- _ASSIGNED TASK_: Each record, word for word and stripped of pictures, is what the answer should contain.

────

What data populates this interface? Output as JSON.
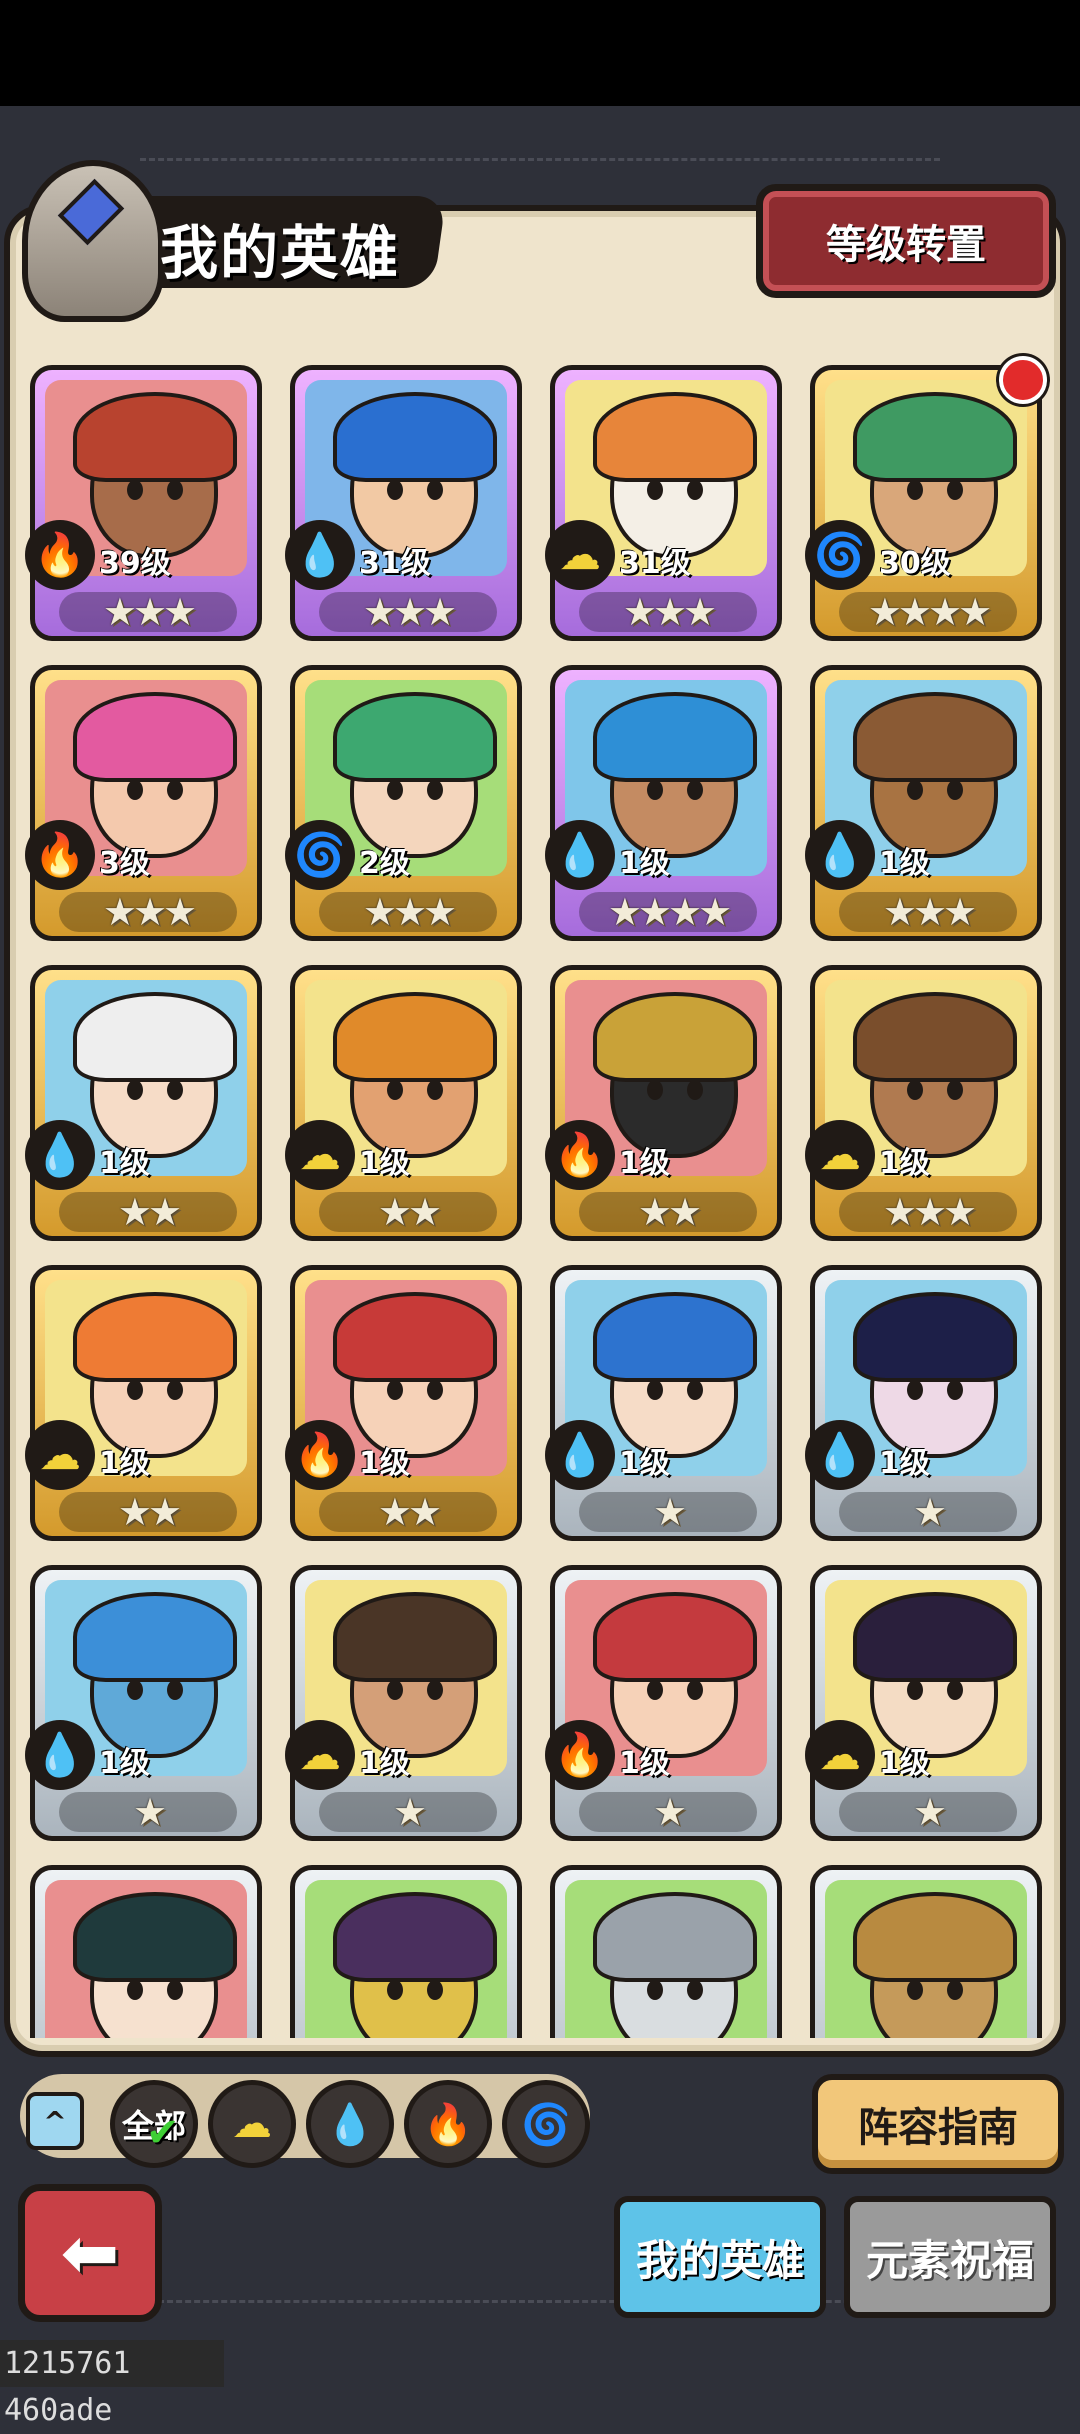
{
  "header": {
    "title": "我的英雄",
    "level_transfer_label": "等级转置"
  },
  "element_icons": {
    "fire": "🔥",
    "water": "💧",
    "earth": "☁",
    "wind": "🌀"
  },
  "heroes": [
    {
      "level_text": "39级",
      "stars": 3,
      "element": "fire",
      "frame": "purple",
      "hair": "#b8432f",
      "skin": "#a76c4a",
      "bg": "#e98f8f",
      "new": false
    },
    {
      "level_text": "31级",
      "stars": 3,
      "element": "water",
      "frame": "purple",
      "hair": "#2a6fd0",
      "skin": "#f2c9a4",
      "bg": "#7fb6ea",
      "new": false
    },
    {
      "level_text": "31级",
      "stars": 3,
      "element": "earth",
      "frame": "purple",
      "hair": "#e7853a",
      "skin": "#f4efe6",
      "bg": "#f3e38c",
      "new": false
    },
    {
      "level_text": "30级",
      "stars": 4,
      "element": "wind",
      "frame": "gold",
      "hair": "#3f9a62",
      "skin": "#d9a77a",
      "bg": "#f3e38c",
      "new": true
    },
    {
      "level_text": "3级",
      "stars": 3,
      "element": "fire",
      "frame": "gold",
      "hair": "#e35aa0",
      "skin": "#f4c9ad",
      "bg": "#e98f8f",
      "new": false
    },
    {
      "level_text": "2级",
      "stars": 3,
      "element": "wind",
      "frame": "gold",
      "hair": "#3da870",
      "skin": "#f4d6bd",
      "bg": "#a6dd79",
      "new": false
    },
    {
      "level_text": "1级",
      "stars": 4,
      "element": "water",
      "frame": "purple",
      "hair": "#2e8fd6",
      "skin": "#c48b62",
      "bg": "#7fc6ea",
      "new": false
    },
    {
      "level_text": "1级",
      "stars": 3,
      "element": "water",
      "frame": "gold",
      "hair": "#8a5a34",
      "skin": "#a87342",
      "bg": "#8fd0ea",
      "new": false
    },
    {
      "level_text": "1级",
      "stars": 2,
      "element": "water",
      "frame": "gold",
      "hair": "#eeeeee",
      "skin": "#f6dcc7",
      "bg": "#8fd0ea",
      "new": false
    },
    {
      "level_text": "1级",
      "stars": 2,
      "element": "earth",
      "frame": "gold",
      "hair": "#e08a2a",
      "skin": "#e2a171",
      "bg": "#f3e38c",
      "new": false
    },
    {
      "level_text": "1级",
      "stars": 2,
      "element": "fire",
      "frame": "gold",
      "hair": "#c9a238",
      "skin": "#2b2b2b",
      "bg": "#e98f8f",
      "new": false
    },
    {
      "level_text": "1级",
      "stars": 3,
      "element": "earth",
      "frame": "gold",
      "hair": "#7a4e2c",
      "skin": "#b07a50",
      "bg": "#f3e38c",
      "new": false
    },
    {
      "level_text": "1级",
      "stars": 2,
      "element": "earth",
      "frame": "gold",
      "hair": "#ee7b34",
      "skin": "#f6d2b8",
      "bg": "#f3e38c",
      "new": false
    },
    {
      "level_text": "1级",
      "stars": 2,
      "element": "fire",
      "frame": "gold",
      "hair": "#c73a38",
      "skin": "#f6d2b8",
      "bg": "#e98f8f",
      "new": false
    },
    {
      "level_text": "1级",
      "stars": 1,
      "element": "water",
      "frame": "silver",
      "hair": "#2d73cf",
      "skin": "#f6dcc7",
      "bg": "#8fd0ea",
      "new": false
    },
    {
      "level_text": "1级",
      "stars": 1,
      "element": "water",
      "frame": "silver",
      "hair": "#1d1f48",
      "skin": "#eed9e6",
      "bg": "#8fd0ea",
      "new": false
    },
    {
      "level_text": "1级",
      "stars": 1,
      "element": "water",
      "frame": "silver",
      "hair": "#3c8fd8",
      "skin": "#5fa9d8",
      "bg": "#8fd0ea",
      "new": false
    },
    {
      "level_text": "1级",
      "stars": 1,
      "element": "earth",
      "frame": "silver",
      "hair": "#4a3526",
      "skin": "#d49f78",
      "bg": "#f3e38c",
      "new": false
    },
    {
      "level_text": "1级",
      "stars": 1,
      "element": "fire",
      "frame": "silver",
      "hair": "#c43a3e",
      "skin": "#f6d2b8",
      "bg": "#e98f8f",
      "new": false
    },
    {
      "level_text": "1级",
      "stars": 1,
      "element": "earth",
      "frame": "silver",
      "hair": "#2a1f3c",
      "skin": "#f4dcc4",
      "bg": "#f3e38c",
      "new": false
    },
    {
      "level_text": "",
      "stars": 0,
      "element": "fire",
      "frame": "silver",
      "hair": "#1f3a3c",
      "skin": "#f6e1cf",
      "bg": "#e98f8f",
      "new": false
    },
    {
      "level_text": "",
      "stars": 0,
      "element": "wind",
      "frame": "silver",
      "hair": "#4a2f5e",
      "skin": "#e0c04a",
      "bg": "#a6dd79",
      "new": false
    },
    {
      "level_text": "",
      "stars": 0,
      "element": "earth",
      "frame": "silver",
      "hair": "#9aa2aa",
      "skin": "#d9dde0",
      "bg": "#a6dd79",
      "new": false
    },
    {
      "level_text": "",
      "stars": 0,
      "element": "wind",
      "frame": "silver",
      "hair": "#b88a40",
      "skin": "#c59a5a",
      "bg": "#a6dd79",
      "new": false
    }
  ],
  "filters": {
    "all_label": "全部",
    "items": [
      "earth",
      "water",
      "fire",
      "wind"
    ],
    "selected": "all"
  },
  "bottom": {
    "guide_label": "阵容指南",
    "tab_my_heroes": "我的英雄",
    "tab_blessing": "元素祝福",
    "active_tab": "my_heroes"
  },
  "footer_id": "1215761 460ade"
}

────

- _SOLUTION TO THE EXERCISE_:
What data populates this interface? Output as JSON.
{
  "header": {
    "title": "我的英雄",
    "level_transfer_label": "等级转置"
  },
  "element_icons": {
    "fire": "🔥",
    "water": "💧",
    "earth": "☁",
    "wind": "🌀"
  },
  "heroes": [
    {
      "level_text": "39级",
      "stars": 3,
      "element": "fire",
      "frame": "purple",
      "hair": "#b8432f",
      "skin": "#a76c4a",
      "bg": "#e98f8f",
      "new": false
    },
    {
      "level_text": "31级",
      "stars": 3,
      "element": "water",
      "frame": "purple",
      "hair": "#2a6fd0",
      "skin": "#f2c9a4",
      "bg": "#7fb6ea",
      "new": false
    },
    {
      "level_text": "31级",
      "stars": 3,
      "element": "earth",
      "frame": "purple",
      "hair": "#e7853a",
      "skin": "#f4efe6",
      "bg": "#f3e38c",
      "new": false
    },
    {
      "level_text": "30级",
      "stars": 4,
      "element": "wind",
      "frame": "gold",
      "hair": "#3f9a62",
      "skin": "#d9a77a",
      "bg": "#f3e38c",
      "new": true
    },
    {
      "level_text": "3级",
      "stars": 3,
      "element": "fire",
      "frame": "gold",
      "hair": "#e35aa0",
      "skin": "#f4c9ad",
      "bg": "#e98f8f",
      "new": false
    },
    {
      "level_text": "2级",
      "stars": 3,
      "element": "wind",
      "frame": "gold",
      "hair": "#3da870",
      "skin": "#f4d6bd",
      "bg": "#a6dd79",
      "new": false
    },
    {
      "level_text": "1级",
      "stars": 4,
      "element": "water",
      "frame": "purple",
      "hair": "#2e8fd6",
      "skin": "#c48b62",
      "bg": "#7fc6ea",
      "new": false
    },
    {
      "level_text": "1级",
      "stars": 3,
      "element": "water",
      "frame": "gold",
      "hair": "#8a5a34",
      "skin": "#a87342",
      "bg": "#8fd0ea",
      "new": false
    },
    {
      "level_text": "1级",
      "stars": 2,
      "element": "water",
      "frame": "gold",
      "hair": "#eeeeee",
      "skin": "#f6dcc7",
      "bg": "#8fd0ea",
      "new": false
    },
    {
      "level_text": "1级",
      "stars": 2,
      "element": "earth",
      "frame": "gold",
      "hair": "#e08a2a",
      "skin": "#e2a171",
      "bg": "#f3e38c",
      "new": false
    },
    {
      "level_text": "1级",
      "stars": 2,
      "element": "fire",
      "frame": "gold",
      "hair": "#c9a238",
      "skin": "#2b2b2b",
      "bg": "#e98f8f",
      "new": false
    },
    {
      "level_text": "1级",
      "stars": 3,
      "element": "earth",
      "frame": "gold",
      "hair": "#7a4e2c",
      "skin": "#b07a50",
      "bg": "#f3e38c",
      "new": false
    },
    {
      "level_text": "1级",
      "stars": 2,
      "element": "earth",
      "frame": "gold",
      "hair": "#ee7b34",
      "skin": "#f6d2b8",
      "bg": "#f3e38c",
      "new": false
    },
    {
      "level_text": "1级",
      "stars": 2,
      "element": "fire",
      "frame": "gold",
      "hair": "#c73a38",
      "skin": "#f6d2b8",
      "bg": "#e98f8f",
      "new": false
    },
    {
      "level_text": "1级",
      "stars": 1,
      "element": "water",
      "frame": "silver",
      "hair": "#2d73cf",
      "skin": "#f6dcc7",
      "bg": "#8fd0ea",
      "new": false
    },
    {
      "level_text": "1级",
      "stars": 1,
      "element": "water",
      "frame": "silver",
      "hair": "#1d1f48",
      "skin": "#eed9e6",
      "bg": "#8fd0ea",
      "new": false
    },
    {
      "level_text": "1级",
      "stars": 1,
      "element": "water",
      "frame": "silver",
      "hair": "#3c8fd8",
      "skin": "#5fa9d8",
      "bg": "#8fd0ea",
      "new": false
    },
    {
      "level_text": "1级",
      "stars": 1,
      "element": "earth",
      "frame": "silver",
      "hair": "#4a3526",
      "skin": "#d49f78",
      "bg": "#f3e38c",
      "new": false
    },
    {
      "level_text": "1级",
      "stars": 1,
      "element": "fire",
      "frame": "silver",
      "hair": "#c43a3e",
      "skin": "#f6d2b8",
      "bg": "#e98f8f",
      "new": false
    },
    {
      "level_text": "1级",
      "stars": 1,
      "element": "earth",
      "frame": "silver",
      "hair": "#2a1f3c",
      "skin": "#f4dcc4",
      "bg": "#f3e38c",
      "new": false
    },
    {
      "level_text": "",
      "stars": 0,
      "element": "fire",
      "frame": "silver",
      "hair": "#1f3a3c",
      "skin": "#f6e1cf",
      "bg": "#e98f8f",
      "new": false
    },
    {
      "level_text": "",
      "stars": 0,
      "element": "wind",
      "frame": "silver",
      "hair": "#4a2f5e",
      "skin": "#e0c04a",
      "bg": "#a6dd79",
      "new": false
    },
    {
      "level_text": "",
      "stars": 0,
      "element": "earth",
      "frame": "silver",
      "hair": "#9aa2aa",
      "skin": "#d9dde0",
      "bg": "#a6dd79",
      "new": false
    },
    {
      "level_text": "",
      "stars": 0,
      "element": "wind",
      "frame": "silver",
      "hair": "#b88a40",
      "skin": "#c59a5a",
      "bg": "#a6dd79",
      "new": false
    }
  ],
  "filters": {
    "all_label": "全部",
    "items": [
      "earth",
      "water",
      "fire",
      "wind"
    ],
    "selected": "all"
  },
  "bottom": {
    "guide_label": "阵容指南",
    "tab_my_heroes": "我的英雄",
    "tab_blessing": "元素祝福",
    "active_tab": "my_heroes"
  },
  "footer_id": "1215761 460ade"
}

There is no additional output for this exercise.